Do You Restore or Repair?
Survey Results for 08/10/2011:
Do you repair or restore old window? (Dealers only, please)
No, we prefer to focus on replacement.
Yes, but we don't actively promote it.
Yes, and we actively promote these services.
No, but we've considered adding such services.
This week we see most of our participants asserting that they'll be sticking with traditional replacement for the foreseeable future. Still, a notable segment of responding dealers are either involved in repair and restoration of older windows, or at least considering adding these types of services.
Certainly, this type of fenestration work is most relevant to homes noted on historic dwelling registries or within certain historical zones. And since we all know how zoning can vary from municipality to municipality, that means that restoration work and its demand in the marketplace will depend on the rules and regulations for that area.
There are a few comments below, and I'll add one more I received from a reader doing some restoration work in Texas:
"We save all the old wood sashes that we replace and, in many cases, make new jambs, retrofit a concealed balancer system and install them in homes. What has happened in the past is that [for] the homes not registered as a "historical home," the windows will fail the energy inspection, regardless of preservation efforts.

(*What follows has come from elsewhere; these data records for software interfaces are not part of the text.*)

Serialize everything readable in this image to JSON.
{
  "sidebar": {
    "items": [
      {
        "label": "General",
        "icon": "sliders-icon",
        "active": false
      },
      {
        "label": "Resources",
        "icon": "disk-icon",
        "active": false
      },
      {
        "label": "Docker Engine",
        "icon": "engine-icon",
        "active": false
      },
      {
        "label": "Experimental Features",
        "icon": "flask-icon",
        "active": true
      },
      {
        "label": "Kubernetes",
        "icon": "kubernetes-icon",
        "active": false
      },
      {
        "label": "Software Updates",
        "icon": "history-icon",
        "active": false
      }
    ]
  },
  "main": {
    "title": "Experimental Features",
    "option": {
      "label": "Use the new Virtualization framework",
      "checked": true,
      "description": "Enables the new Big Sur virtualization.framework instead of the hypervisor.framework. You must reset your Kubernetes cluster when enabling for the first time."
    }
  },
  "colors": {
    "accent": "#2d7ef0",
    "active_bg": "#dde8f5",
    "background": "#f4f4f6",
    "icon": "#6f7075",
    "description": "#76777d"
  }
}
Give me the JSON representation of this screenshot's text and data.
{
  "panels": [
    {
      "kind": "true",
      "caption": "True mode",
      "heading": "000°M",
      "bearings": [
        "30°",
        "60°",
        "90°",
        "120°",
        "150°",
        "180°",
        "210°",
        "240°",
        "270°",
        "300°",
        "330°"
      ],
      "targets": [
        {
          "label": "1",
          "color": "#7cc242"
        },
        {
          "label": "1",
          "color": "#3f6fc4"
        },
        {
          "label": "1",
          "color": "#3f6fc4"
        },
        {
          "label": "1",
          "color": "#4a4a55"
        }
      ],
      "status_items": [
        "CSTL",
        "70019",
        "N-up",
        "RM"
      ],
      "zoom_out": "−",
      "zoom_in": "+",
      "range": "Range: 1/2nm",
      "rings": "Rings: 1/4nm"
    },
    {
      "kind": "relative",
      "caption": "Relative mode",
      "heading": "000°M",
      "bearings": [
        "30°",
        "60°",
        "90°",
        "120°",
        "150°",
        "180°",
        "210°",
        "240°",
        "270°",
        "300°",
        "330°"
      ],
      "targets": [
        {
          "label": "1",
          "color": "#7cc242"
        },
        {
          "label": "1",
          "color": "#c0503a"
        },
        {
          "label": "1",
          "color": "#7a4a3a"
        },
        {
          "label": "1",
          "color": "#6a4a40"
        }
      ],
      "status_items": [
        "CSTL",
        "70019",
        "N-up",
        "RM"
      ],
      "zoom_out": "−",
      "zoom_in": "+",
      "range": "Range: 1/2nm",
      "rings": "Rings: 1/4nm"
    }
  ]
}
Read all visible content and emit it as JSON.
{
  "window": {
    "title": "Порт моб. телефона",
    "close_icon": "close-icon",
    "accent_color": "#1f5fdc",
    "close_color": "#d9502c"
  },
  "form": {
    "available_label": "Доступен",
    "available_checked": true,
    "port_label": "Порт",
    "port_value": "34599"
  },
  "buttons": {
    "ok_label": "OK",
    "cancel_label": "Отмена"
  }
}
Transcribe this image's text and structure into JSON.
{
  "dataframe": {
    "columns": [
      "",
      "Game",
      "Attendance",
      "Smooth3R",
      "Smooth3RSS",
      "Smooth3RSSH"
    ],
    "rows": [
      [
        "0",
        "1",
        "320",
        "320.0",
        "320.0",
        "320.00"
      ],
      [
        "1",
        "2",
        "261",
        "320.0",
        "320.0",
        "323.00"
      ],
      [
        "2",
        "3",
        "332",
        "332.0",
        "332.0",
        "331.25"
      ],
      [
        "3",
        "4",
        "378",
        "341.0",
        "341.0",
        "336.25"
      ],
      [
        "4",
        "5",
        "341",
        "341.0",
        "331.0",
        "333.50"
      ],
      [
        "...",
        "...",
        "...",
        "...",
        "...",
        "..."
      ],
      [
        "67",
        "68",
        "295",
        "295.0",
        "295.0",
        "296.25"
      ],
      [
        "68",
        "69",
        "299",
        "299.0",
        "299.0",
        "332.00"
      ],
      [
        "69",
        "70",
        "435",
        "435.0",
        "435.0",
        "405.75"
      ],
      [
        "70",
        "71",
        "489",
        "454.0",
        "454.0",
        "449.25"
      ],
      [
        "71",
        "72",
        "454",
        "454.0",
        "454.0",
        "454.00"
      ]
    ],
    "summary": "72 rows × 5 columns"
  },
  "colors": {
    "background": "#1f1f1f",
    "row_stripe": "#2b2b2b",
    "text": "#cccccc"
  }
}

If the home is registered as "historic," then we are grandfathered in except with safety glass codes. ... We feel there is a market for this kind of work (including steel casements, very popular right now) it just depends on the local enforcement of energy codes. However, we continue our efforts to maximize restoration and the preservation of the old architectural detail and beauty that has proved windows and doors can change the historical value of a home."